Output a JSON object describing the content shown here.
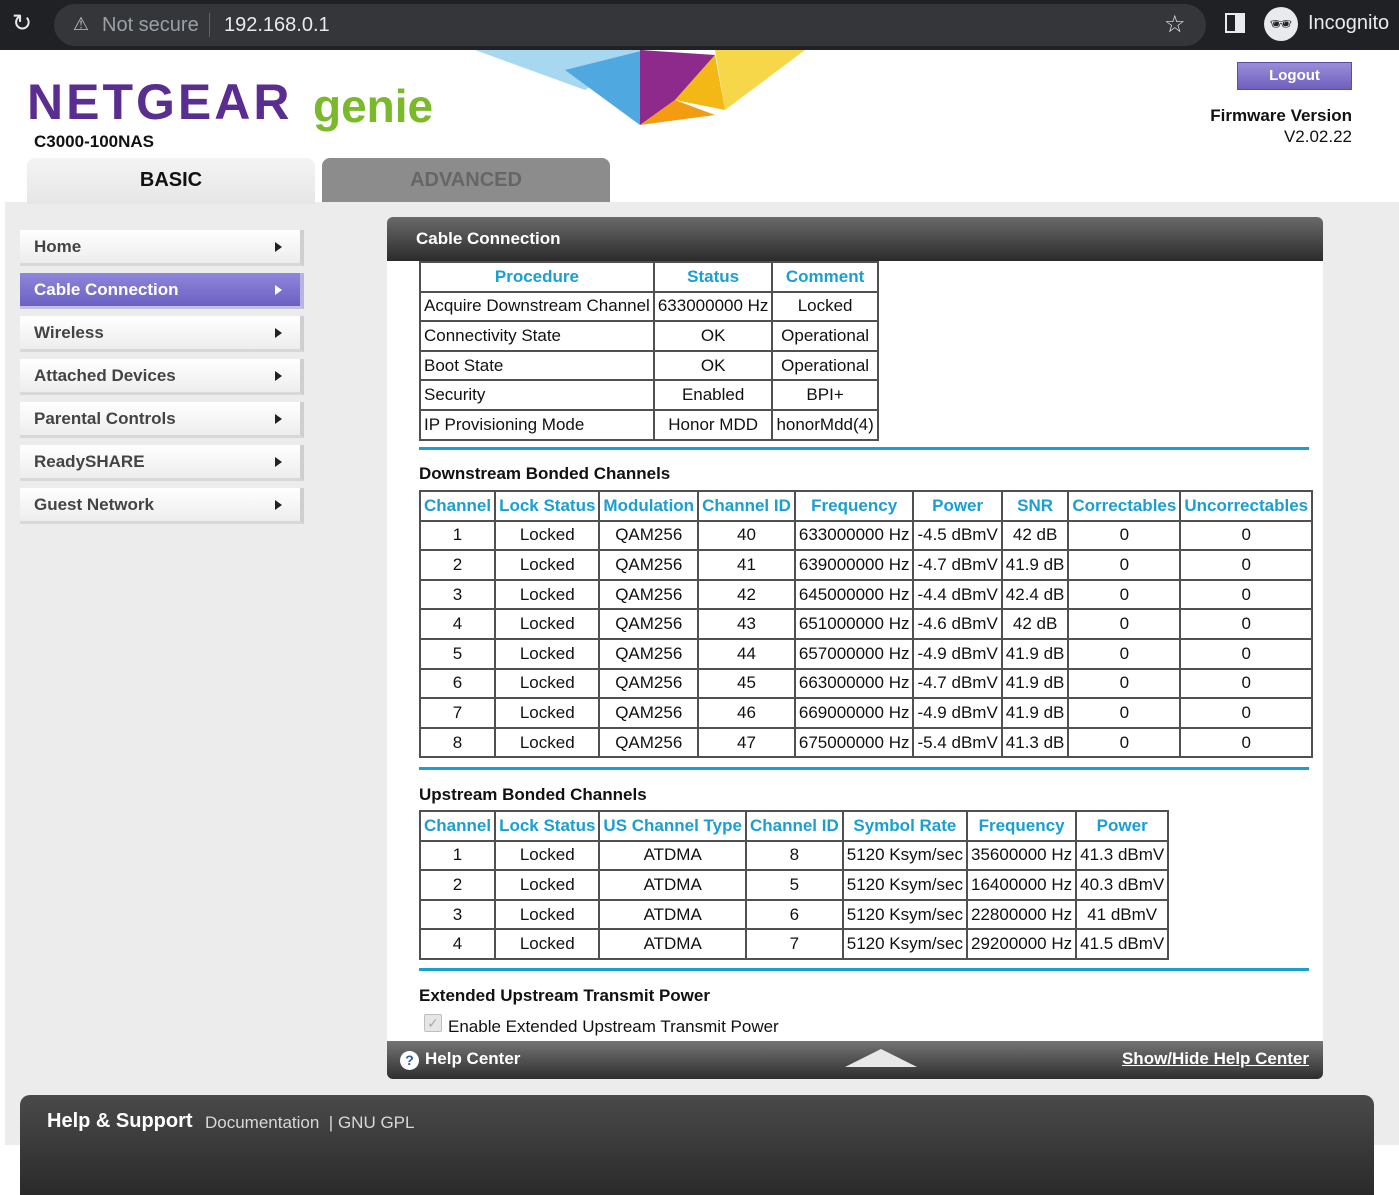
{
  "browser": {
    "security_label": "Not secure",
    "url": "192.168.0.1",
    "profile_label": "Incognito"
  },
  "header": {
    "brand": "NETGEAR",
    "brand_suffix": "genie",
    "model": "C3000-100NAS",
    "logout_label": "Logout",
    "firmware_label": "Firmware Version",
    "firmware_version": "V2.02.22"
  },
  "tabs": {
    "basic": "BASIC",
    "advanced": "ADVANCED"
  },
  "sidebar": {
    "items": [
      {
        "label": "Home"
      },
      {
        "label": "Cable Connection"
      },
      {
        "label": "Wireless"
      },
      {
        "label": "Attached Devices"
      },
      {
        "label": "Parental Controls"
      },
      {
        "label": "ReadySHARE"
      },
      {
        "label": "Guest Network"
      }
    ]
  },
  "panel": {
    "title": "Cable Connection",
    "procedure": {
      "headers": [
        "Procedure",
        "Status",
        "Comment"
      ],
      "rows": [
        [
          "Acquire Downstream Channel",
          "633000000 Hz",
          "Locked"
        ],
        [
          "Connectivity State",
          "OK",
          "Operational"
        ],
        [
          "Boot State",
          "OK",
          "Operational"
        ],
        [
          "Security",
          "Enabled",
          "BPI+"
        ],
        [
          "IP Provisioning Mode",
          "Honor MDD",
          "honorMdd(4)"
        ]
      ]
    },
    "downstream": {
      "title": "Downstream Bonded Channels",
      "headers": [
        "Channel",
        "Lock Status",
        "Modulation",
        "Channel ID",
        "Frequency",
        "Power",
        "SNR",
        "Correctables",
        "Uncorrectables"
      ],
      "rows": [
        [
          "1",
          "Locked",
          "QAM256",
          "40",
          "633000000 Hz",
          "-4.5 dBmV",
          "42 dB",
          "0",
          "0"
        ],
        [
          "2",
          "Locked",
          "QAM256",
          "41",
          "639000000 Hz",
          "-4.7 dBmV",
          "41.9 dB",
          "0",
          "0"
        ],
        [
          "3",
          "Locked",
          "QAM256",
          "42",
          "645000000 Hz",
          "-4.4 dBmV",
          "42.4 dB",
          "0",
          "0"
        ],
        [
          "4",
          "Locked",
          "QAM256",
          "43",
          "651000000 Hz",
          "-4.6 dBmV",
          "42 dB",
          "0",
          "0"
        ],
        [
          "5",
          "Locked",
          "QAM256",
          "44",
          "657000000 Hz",
          "-4.9 dBmV",
          "41.9 dB",
          "0",
          "0"
        ],
        [
          "6",
          "Locked",
          "QAM256",
          "45",
          "663000000 Hz",
          "-4.7 dBmV",
          "41.9 dB",
          "0",
          "0"
        ],
        [
          "7",
          "Locked",
          "QAM256",
          "46",
          "669000000 Hz",
          "-4.9 dBmV",
          "41.9 dB",
          "0",
          "0"
        ],
        [
          "8",
          "Locked",
          "QAM256",
          "47",
          "675000000 Hz",
          "-5.4 dBmV",
          "41.3 dB",
          "0",
          "0"
        ]
      ]
    },
    "upstream": {
      "title": "Upstream Bonded Channels",
      "headers": [
        "Channel",
        "Lock Status",
        "US Channel Type",
        "Channel ID",
        "Symbol Rate",
        "Frequency",
        "Power"
      ],
      "rows": [
        [
          "1",
          "Locked",
          "ATDMA",
          "8",
          "5120 Ksym/sec",
          "35600000 Hz",
          "41.3 dBmV"
        ],
        [
          "2",
          "Locked",
          "ATDMA",
          "5",
          "5120 Ksym/sec",
          "16400000 Hz",
          "40.3 dBmV"
        ],
        [
          "3",
          "Locked",
          "ATDMA",
          "6",
          "5120 Ksym/sec",
          "22800000 Hz",
          "41 dBmV"
        ],
        [
          "4",
          "Locked",
          "ATDMA",
          "7",
          "5120 Ksym/sec",
          "29200000 Hz",
          "41.5 dBmV"
        ]
      ]
    },
    "extended": {
      "title": "Extended Upstream Transmit Power",
      "checkbox_label": "Enable Extended Upstream Transmit Power",
      "checked": true
    },
    "help": {
      "title": "Help Center",
      "toggle_label": "Show/Hide Help Center"
    }
  },
  "footer": {
    "title": "Help & Support",
    "links": [
      "Documentation",
      "GNU GPL"
    ],
    "separator": "|"
  },
  "colors": {
    "brand_purple": "#5a2d91",
    "brand_green": "#7ab929",
    "header_blue": "#1a9fd1",
    "active_nav": "#7d72cf"
  }
}
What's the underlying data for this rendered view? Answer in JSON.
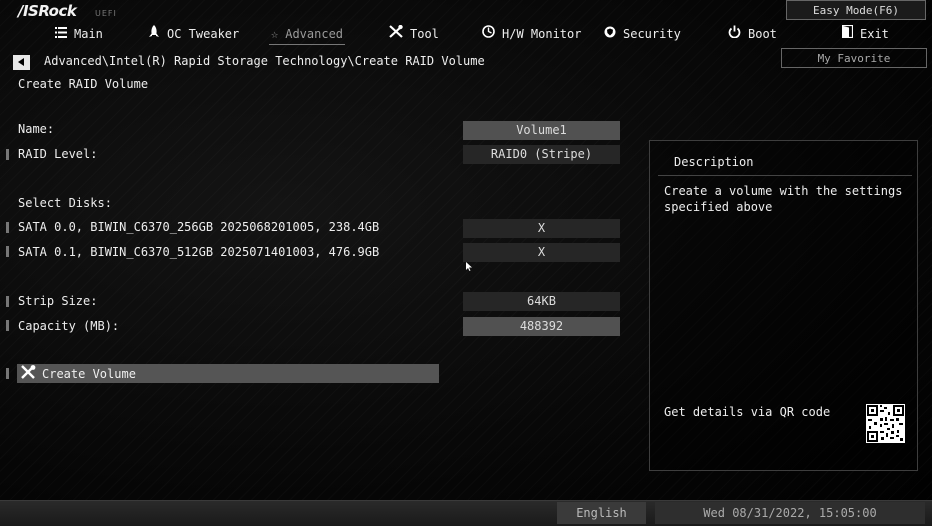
{
  "header": {
    "logo": "/ISRock",
    "logo_suffix": "UEFI",
    "easy_mode_label": "Easy Mode(F6)",
    "tabs": [
      {
        "label": "Main",
        "icon": "list-icon"
      },
      {
        "label": "OC Tweaker",
        "icon": "rocket-icon"
      },
      {
        "label": "Advanced",
        "icon": "star-icon",
        "active": true
      },
      {
        "label": "Tool",
        "icon": "tools-icon"
      },
      {
        "label": "H/W Monitor",
        "icon": "monitor-icon"
      },
      {
        "label": "Security",
        "icon": "shield-icon"
      },
      {
        "label": "Boot",
        "icon": "power-icon"
      },
      {
        "label": "Exit",
        "icon": "exit-door-icon"
      }
    ],
    "my_favorite_label": "My Favorite"
  },
  "breadcrumb": "Advanced\\Intel(R) Rapid Storage Technology\\Create RAID Volume",
  "page_title": "Create RAID Volume",
  "options": {
    "name": {
      "label": "Name:",
      "value": "Volume1"
    },
    "raid_level": {
      "label": "RAID Level:",
      "value": "RAID0 (Stripe)"
    },
    "select_disks_label": "Select Disks:",
    "disks": [
      {
        "label": "SATA 0.0, BIWIN_C6370_256GB 2025068201005, 238.4GB",
        "value": "X"
      },
      {
        "label": "SATA 0.1, BIWIN_C6370_512GB 2025071401003, 476.9GB",
        "value": "X"
      }
    ],
    "strip_size": {
      "label": "Strip Size:",
      "value": "64KB"
    },
    "capacity": {
      "label": "Capacity (MB):",
      "value": "488392"
    },
    "create_volume_label": "Create Volume"
  },
  "description": {
    "title": "Description",
    "text": "Create a volume with the settings specified above",
    "qr_label": "Get details via QR code"
  },
  "footer": {
    "language": "English",
    "datetime": "Wed 08/31/2022, 15:05:00"
  },
  "colors": {
    "background": "#000000",
    "selected_row": "#555555",
    "value_box_light": "#515151",
    "value_box_dark": "#262626"
  }
}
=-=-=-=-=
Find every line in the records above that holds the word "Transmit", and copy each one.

SOLUTION FOR THIS PROBLEM:
      "title": "Extended Upstream Transmit Power",
      "checkbox_label": "Enable Extended Upstream Transmit Power",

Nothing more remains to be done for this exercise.